Water EfficiencyHydroponic systems use up to 90% less water than traditional gardening
Space SavingsIdeal for small spaces and urban environments due to vertical farming options
Faster GrowthPlants grow up to 25% faster in hydroponic systems due to optimal nutrient uptake
Year-Round CultivationIndoor hydroponic setups allow for year-round gardening regardless of climate
Reduced Pest and Disease RiskSoilless environment minimizes pest and disease infestations

Hydroponic gardening provides a sustainable, efficient, and space-saving alternative to traditional gardening methods, offering higher yields and healthier plants.

10. Conclusion

In conclusion, understanding why too much water is harmful to plants in a garden but not in a hydroponic system requires examining the factors that influence plant health in each cultivation method. While traditional gardening relies on soil moisture and drainage, hydroponic systems provide a controlled environment for optimal plant growth. 

By mitigating issues like waterlogging, nutrient deficiencies, and pest infestations, hydroponic gardening offers a more efficient and sustainable approach to growing plants. Whether you’re a seasoned gardener or a beginner, exploring hydroponic gardening can open up new possibilities for cultivating healthy plants year-round.

Incorporating the principles discussed in this article can help gardeners make informed decisions about watering practices and cultivation methods, ultimately leading to thriving plants and bountiful harvests.

Further Reading

Here are some additional resources for further exploration:

  • Understanding Water Supply in Hydroponics: This article delves into the importance of water supply in hydroponic systems, covering topics such as water quality, pH levels, and nutrient solutions.
  • Types of Water in a Hydroponic System: Explore the various types of water suitable for use in hydroponic gardening, including tap water, distilled water, and reverse osmosis water.
  • Hydroculture: Growing Plants Without Soil: Learn about hydroculture, a soilless gardening technique that utilizes nutrient-rich water solutions to cultivate plants. This article covers the benefits and methods of hydroculture for indoor plant care.


How does overwatering affect garden plants?

Overwatering in traditional garden beds can lead to waterlogging, suffocating plant roots and promoting the growth of root rot pathogens, ultimately causing plant wilting and decline.

Why do hydroponic systems require less water?

Hydroponic systems recirculate water, minimizing water loss through evaporation and runoff, resulting in up to 90% less water usage compared to traditional gardening methods.

Can I use tap water in a hydroponic system?

Tap water can be used in hydroponic systems, but it may contain minerals and additives that could affect plant health. It’s essential to monitor water quality and consider using filtered or purified water for optimal results.

What is the pH level in hydroponic nutrient solutions?

The pH level of hydroponic nutrient solutions typically ranges between 5.5 and 6.5, ensuring optimal nutrient availability and uptake for plant growth.

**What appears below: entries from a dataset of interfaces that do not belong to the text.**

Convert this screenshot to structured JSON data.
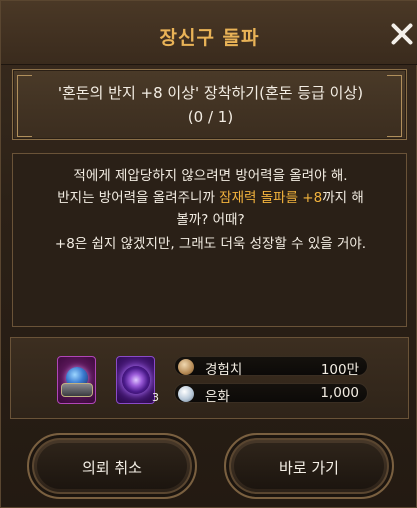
{
  "window": {
    "title": "장신구 돌파"
  },
  "quest": {
    "line1": "'혼돈의 반지 +8 이상' 장착하기(혼돈 등급 이상)",
    "progress": "(0 / 1)"
  },
  "description": {
    "line1": "적에게 제압당하지 않으려면 방어력을 올려야 해.",
    "line2_pre": "반지는 방어력을 올려주니까 ",
    "line2_highlight": "잠재력 돌파를 +8",
    "line2_post": "까지 해",
    "line3": "볼까? 어때?",
    "line4": "+8은 쉽지 않겠지만, 그래도 더욱 성장할 수 있을 거야."
  },
  "rewards": {
    "items": [
      {
        "icon": "chaos-ring-icon",
        "count": ""
      },
      {
        "icon": "purple-orb-icon",
        "count": "3"
      }
    ],
    "exp": {
      "icon": "exp-coin-icon",
      "label": "경험치",
      "value": "100만"
    },
    "silver": {
      "icon": "silver-coin-icon",
      "label": "은화",
      "value": "1,000"
    }
  },
  "buttons": {
    "cancel": "의뢰 취소",
    "go": "바로 가기"
  },
  "colors": {
    "title": "#e9b357",
    "highlight": "#f2b33d"
  }
}
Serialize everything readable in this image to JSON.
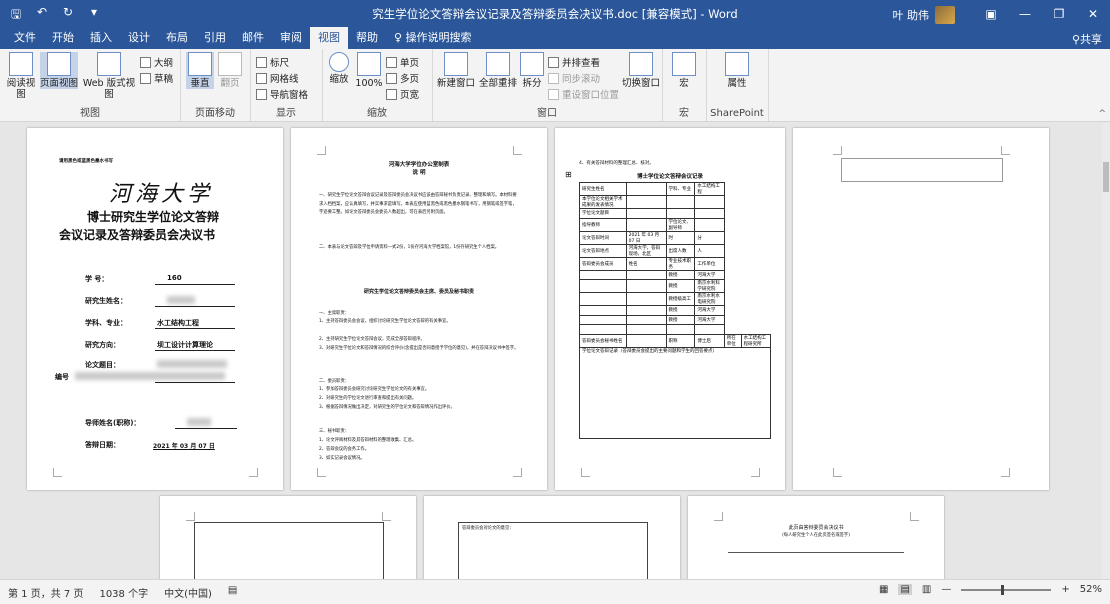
{
  "window": {
    "title": "究生学位论文答辩会议记录及答辩委员会决议书.doc [兼容模式] - Word",
    "user_name": "叶 助伟",
    "qat_icons": [
      "save-icon",
      "undo-icon",
      "redo-icon",
      "customize-icon"
    ]
  },
  "tabs": [
    "文件",
    "开始",
    "插入",
    "设计",
    "布局",
    "引用",
    "邮件",
    "审阅",
    "视图",
    "帮助",
    "操作说明搜索"
  ],
  "active_tab": "视图",
  "share_label": "共享",
  "ribbon": {
    "views": {
      "label": "视图",
      "read_mode": "阅读视图",
      "print_layout": "页面视图",
      "web_layout": "Web 版式视图",
      "outline": "大纲",
      "draft": "草稿"
    },
    "page_movement": {
      "label": "页面移动",
      "vertical": "垂直",
      "side": "翻页"
    },
    "show": {
      "label": "显示",
      "ruler": "标尺",
      "gridlines": "网格线",
      "nav_pane": "导航窗格"
    },
    "zoom": {
      "label": "缩放",
      "zoom": "缩放",
      "hundred": "100%",
      "one_page": "单页",
      "multi_page": "多页",
      "page_width": "页宽"
    },
    "window": {
      "label": "窗口",
      "new_window": "新建窗口",
      "arrange_all": "全部重排",
      "split": "拆分",
      "side_by_side": "并排查看",
      "sync_scroll": "同步滚动",
      "reset_pos": "重设窗口位置",
      "switch": "切换窗口"
    },
    "macros": {
      "label": "宏",
      "macros": "宏"
    },
    "sharepoint": {
      "label": "SharePoint",
      "properties": "属性"
    }
  },
  "pages": {
    "p1": {
      "header": "请用黑色或蓝黑色墨水书写",
      "univ": "河海大学",
      "title1": "博士研究生学位论文答辩",
      "title2": "会议记录及答辩委员会决议书",
      "student_id_label": "学 号：",
      "student_id_value": "160",
      "name_label": "研究生姓名：",
      "major_label": "学科、专业：",
      "major_value": "水工结构工程",
      "direction_label": "研究方向：",
      "direction_value": "坝工设计计算理论",
      "thesis_label": "论文题目：",
      "cover_label": "编号",
      "advisor_label": "导师姓名(职称)：",
      "defense_label": "答辩日期：",
      "defense_date": "2021 年 03 月 07 日"
    },
    "p2": {
      "office": "河海大学学位办公室制表",
      "heading": "说 明",
      "para1": "一、研究生学位论文答辩会议记录及答辩委员会决议书应该由答辩秘书负责记录、整理和填写。本材料要求入档档案，应认真填写，并实事求是填写。本表应使用蓝黑色或黑色墨水钢笔书写，用钢笔或签字笔，字迹要工整。如论文答辩委员会委员人数超出，可在表后另附页面。",
      "para2": "二、本表与论文答辩及学位申请资料一式2份，1份存河海大学档案馆，1份存研究生个人档案。",
      "sub_heading": "研究生学位论文答辩委员会主席、委员及秘书职责",
      "s1": "一、主席职责：",
      "s1a": "1、主持答辩委员会会议，组织讨论研究生学位论文答辩的有关事宜。",
      "s1b": "2、主持研究生学位论文答辩会议，完成全部答辩程序。",
      "s1c": "3、对研究生学位论文和答辩情况的综合评价(含提出是否同意授予学位的意见)，并在答辩决议书中签字。",
      "s2": "二、委员职责：",
      "s2a": "1、参加答辩委员会研究讨论研究生学位论文的有关事宜。",
      "s2b": "2、对研究生的学位论文进行审查和提出有关问题。",
      "s2c": "3、根据答辩情况做出决定，对研究生的学位论文和答辩情况作出评价。",
      "s3": "三、秘书职责：",
      "s3a": "1、论文评阅材料及其答辩材料的整理收集、汇总。",
      "s3b": "2、答辩会议的会务工作。",
      "s3c": "3、如实记录会议情况。"
    },
    "p3": {
      "note": "4、有关答辩材料的整理汇总、核对。",
      "heading": "博士学位论文答辩会议记录",
      "rows": [
        [
          "研究生姓名",
          "",
          "学科、专业",
          "水工结构工程"
        ],
        [
          "本学位论文相关学术成果的发表情况",
          "",
          "",
          ""
        ],
        [
          "学位论文题目",
          "",
          "",
          ""
        ],
        [
          "指导教师",
          "",
          "学位论文、副导师",
          ""
        ],
        [
          "论文答辩时间",
          "2021 年 03 月 07 日",
          "时",
          "分"
        ],
        [
          "论文答辩地点",
          "河海大学，答辩现场，北区",
          "出席人数",
          "人"
        ],
        [
          "答辩委员会成员",
          "姓名",
          "专业技术职务",
          "工作单位"
        ],
        [
          "",
          "",
          "教授",
          "河海大学"
        ],
        [
          "",
          "",
          "教授",
          "南京水利科学研究院"
        ],
        [
          "",
          "",
          "教授级高工",
          "南京水利水电研究院"
        ],
        [
          "",
          "",
          "教授",
          "河海大学"
        ],
        [
          "",
          "",
          "教授",
          "河海大学"
        ],
        [
          "",
          "",
          "",
          ""
        ],
        [
          "答辩委员会秘书姓名",
          "",
          "职称",
          "博士后",
          "所在单位",
          "水工结构工程研究所"
        ]
      ],
      "footer_row": "学位论文答辩记录（答辩委员会提出的主要问题和学生的回答要点）"
    },
    "p5": {
      "label": "答辩委员会对论文的意见："
    },
    "p7": {
      "heading": "此页由答辩委员会决议书",
      "sub": "(每人研究生个人在此页签名或签字)"
    }
  },
  "status": {
    "page": "第 1 页，共 7 页",
    "words": "1038 个字",
    "lang": "中文(中国)",
    "zoom": "52%"
  }
}
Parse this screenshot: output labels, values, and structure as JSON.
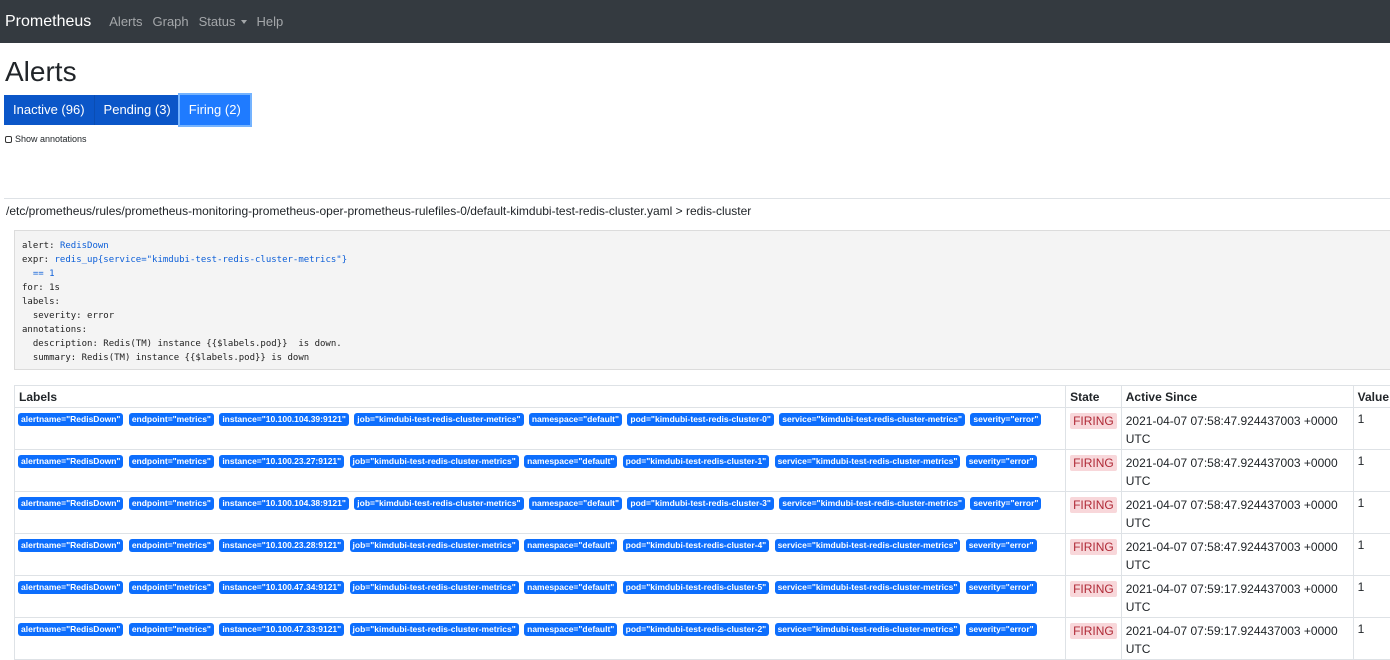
{
  "navbar": {
    "brand": "Prometheus",
    "items": [
      "Alerts",
      "Graph",
      "Status",
      "Help"
    ]
  },
  "page": {
    "title": "Alerts"
  },
  "tabs": [
    {
      "label": "Inactive (96)"
    },
    {
      "label": "Pending (3)"
    },
    {
      "label": "Firing (2)"
    }
  ],
  "show_annotations": {
    "label": "Show annotations"
  },
  "group": {
    "header": "/etc/prometheus/rules/prometheus-monitoring-prometheus-oper-prometheus-rulefiles-0/default-kimdubi-test-redis-cluster.yaml > redis-cluster"
  },
  "rule": {
    "alert_key": "alert: ",
    "alert_value": "RedisDown",
    "expr_key": "expr: ",
    "expr_value": "redis_up{service=\"kimdubi-test-redis-cluster-metrics\"}",
    "expr_cont": "  == 1",
    "for_line": "for: 1s",
    "labels_line": "labels:",
    "severity_line": "  severity: error",
    "annotations_line": "annotations:",
    "description_line": "  description: Redis(TM) instance {{$labels.pod}}  is down.",
    "summary_line": "  summary: Redis(TM) instance {{$labels.pod}} is down"
  },
  "table": {
    "headers": {
      "labels": "Labels",
      "state": "State",
      "active_since": "Active Since",
      "value": "Value"
    },
    "rows": [
      {
        "labels": [
          "alertname=\"RedisDown\"",
          "endpoint=\"metrics\"",
          "instance=\"10.100.104.39:9121\"",
          "job=\"kimdubi-test-redis-cluster-metrics\"",
          "namespace=\"default\"",
          "pod=\"kimdubi-test-redis-cluster-0\"",
          "service=\"kimdubi-test-redis-cluster-metrics\"",
          "severity=\"error\""
        ],
        "state": "FIRING",
        "since": "2021-04-07 07:58:47.924437003 +0000 UTC",
        "value": "1"
      },
      {
        "labels": [
          "alertname=\"RedisDown\"",
          "endpoint=\"metrics\"",
          "instance=\"10.100.23.27:9121\"",
          "job=\"kimdubi-test-redis-cluster-metrics\"",
          "namespace=\"default\"",
          "pod=\"kimdubi-test-redis-cluster-1\"",
          "service=\"kimdubi-test-redis-cluster-metrics\"",
          "severity=\"error\""
        ],
        "state": "FIRING",
        "since": "2021-04-07 07:58:47.924437003 +0000 UTC",
        "value": "1"
      },
      {
        "labels": [
          "alertname=\"RedisDown\"",
          "endpoint=\"metrics\"",
          "instance=\"10.100.104.38:9121\"",
          "job=\"kimdubi-test-redis-cluster-metrics\"",
          "namespace=\"default\"",
          "pod=\"kimdubi-test-redis-cluster-3\"",
          "service=\"kimdubi-test-redis-cluster-metrics\"",
          "severity=\"error\""
        ],
        "state": "FIRING",
        "since": "2021-04-07 07:58:47.924437003 +0000 UTC",
        "value": "1"
      },
      {
        "labels": [
          "alertname=\"RedisDown\"",
          "endpoint=\"metrics\"",
          "instance=\"10.100.23.28:9121\"",
          "job=\"kimdubi-test-redis-cluster-metrics\"",
          "namespace=\"default\"",
          "pod=\"kimdubi-test-redis-cluster-4\"",
          "service=\"kimdubi-test-redis-cluster-metrics\"",
          "severity=\"error\""
        ],
        "state": "FIRING",
        "since": "2021-04-07 07:58:47.924437003 +0000 UTC",
        "value": "1"
      },
      {
        "labels": [
          "alertname=\"RedisDown\"",
          "endpoint=\"metrics\"",
          "instance=\"10.100.47.34:9121\"",
          "job=\"kimdubi-test-redis-cluster-metrics\"",
          "namespace=\"default\"",
          "pod=\"kimdubi-test-redis-cluster-5\"",
          "service=\"kimdubi-test-redis-cluster-metrics\"",
          "severity=\"error\""
        ],
        "state": "FIRING",
        "since": "2021-04-07 07:59:17.924437003 +0000 UTC",
        "value": "1"
      },
      {
        "labels": [
          "alertname=\"RedisDown\"",
          "endpoint=\"metrics\"",
          "instance=\"10.100.47.33:9121\"",
          "job=\"kimdubi-test-redis-cluster-metrics\"",
          "namespace=\"default\"",
          "pod=\"kimdubi-test-redis-cluster-2\"",
          "service=\"kimdubi-test-redis-cluster-metrics\"",
          "severity=\"error\""
        ],
        "state": "FIRING",
        "since": "2021-04-07 07:59:17.924437003 +0000 UTC",
        "value": "1"
      }
    ]
  }
}
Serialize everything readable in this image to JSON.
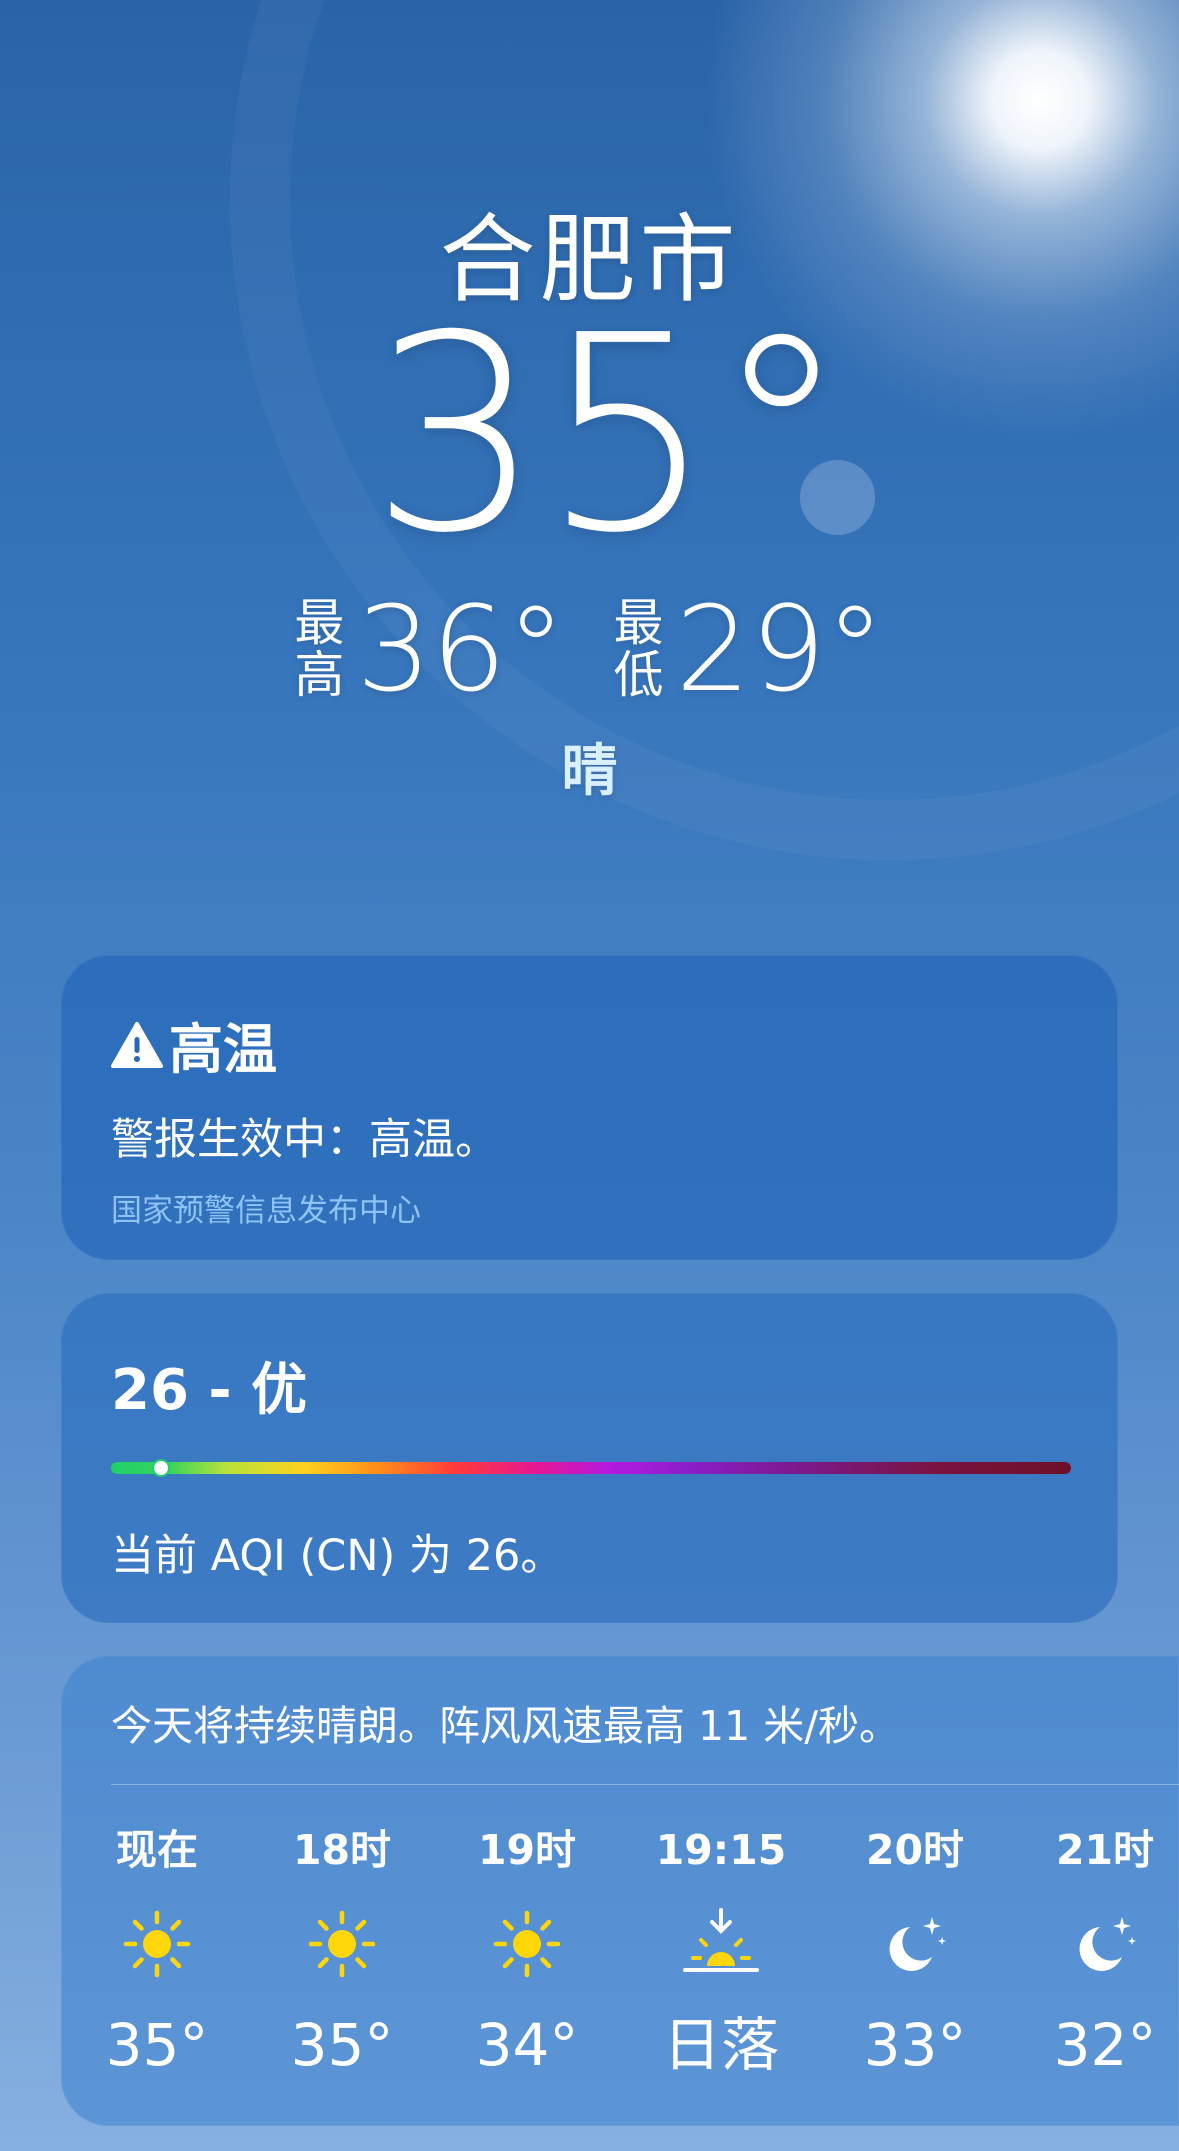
{
  "location": {
    "city": "合肥市",
    "temperature": "35°",
    "high_label": "最高",
    "high_value": "36°",
    "low_label": "最低",
    "low_value": "29°",
    "condition": "晴"
  },
  "alert": {
    "title": "高温",
    "icon": "warning-triangle-icon",
    "body": "警报生效中：高温。",
    "source": "国家预警信息发布中心"
  },
  "aqi": {
    "title": "26 - 优",
    "value": 26,
    "scale_max": 500,
    "description": "当前 AQI (CN) 为 26。"
  },
  "hourly": {
    "summary": "今天将持续晴朗。阵风风速最高 11 米/秒。",
    "items": [
      {
        "time": "现在",
        "icon": "sun-icon",
        "temp": "35°"
      },
      {
        "time": "18时",
        "icon": "sun-icon",
        "temp": "35°"
      },
      {
        "time": "19时",
        "icon": "sun-icon",
        "temp": "34°"
      },
      {
        "time": "19:15",
        "icon": "sunset-icon",
        "temp": "日落"
      },
      {
        "time": "20时",
        "icon": "moon-stars-icon",
        "temp": "33°"
      },
      {
        "time": "21时",
        "icon": "moon-stars-icon",
        "temp": "32°"
      }
    ]
  },
  "colors": {
    "sun_icon": "#ffd60a",
    "aqi_good": "#1fd16b",
    "alert_source": "#8fc3f4",
    "condition_text": "#d8f0ff"
  }
}
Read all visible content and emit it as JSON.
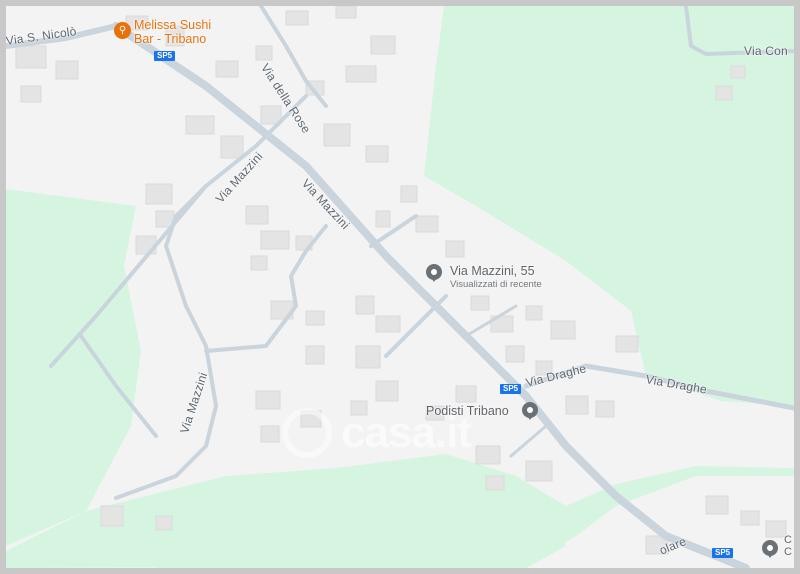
{
  "map": {
    "colors": {
      "green": "#d6f5e1",
      "land": "#f3f3f3",
      "road": "#c9d4dc",
      "building": "#e4e4e4",
      "shield": "#1a73e8",
      "poi_food": "#e8710a",
      "poi_pin": "#6b7075"
    },
    "roads": {
      "via_s_nicolo": "Via S. Nicolò",
      "via_della_rose": "Via della Rose",
      "via_mazzini_diag": "Via Mazzini",
      "via_mazzini_upper": "Via Mazzini",
      "via_mazzini_lower": "Via Mazzini",
      "via_draghe_1": "Via Draghe",
      "via_draghe_2": "Via Draghe",
      "via_con": "Via Con",
      "via_olare": "olare"
    },
    "shields": {
      "sp5_top": "SP5",
      "sp5_mid": "SP5",
      "sp5_bottom": "SP5"
    },
    "pois": {
      "sushi": {
        "icon": "restaurant-icon",
        "name_line1": "Melissa Sushi",
        "name_line2": "Bar - Tribano"
      },
      "via_mazzini_55": {
        "icon": "location-pin-icon",
        "name": "Via Mazzini, 55",
        "sub": "Visualizzati di recente"
      },
      "podisti": {
        "icon": "location-pin-icon",
        "name": "Podisti Tribano"
      },
      "edge_pin": {
        "icon": "location-pin-icon",
        "name_line1": "C",
        "name_line2": "C"
      }
    },
    "watermark": {
      "text": "casa.it",
      "icon": "casa-logo-icon"
    }
  }
}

How do hydroponic systems prevent pest infestations?

Hydroponic systems minimize pest infestations by eliminating soil, where many pests thrive, and maintaining a clean, controlled environment. Additionally, proactive measures such as regular system maintenance and integrated pest management strategies help prevent pest outbreaks.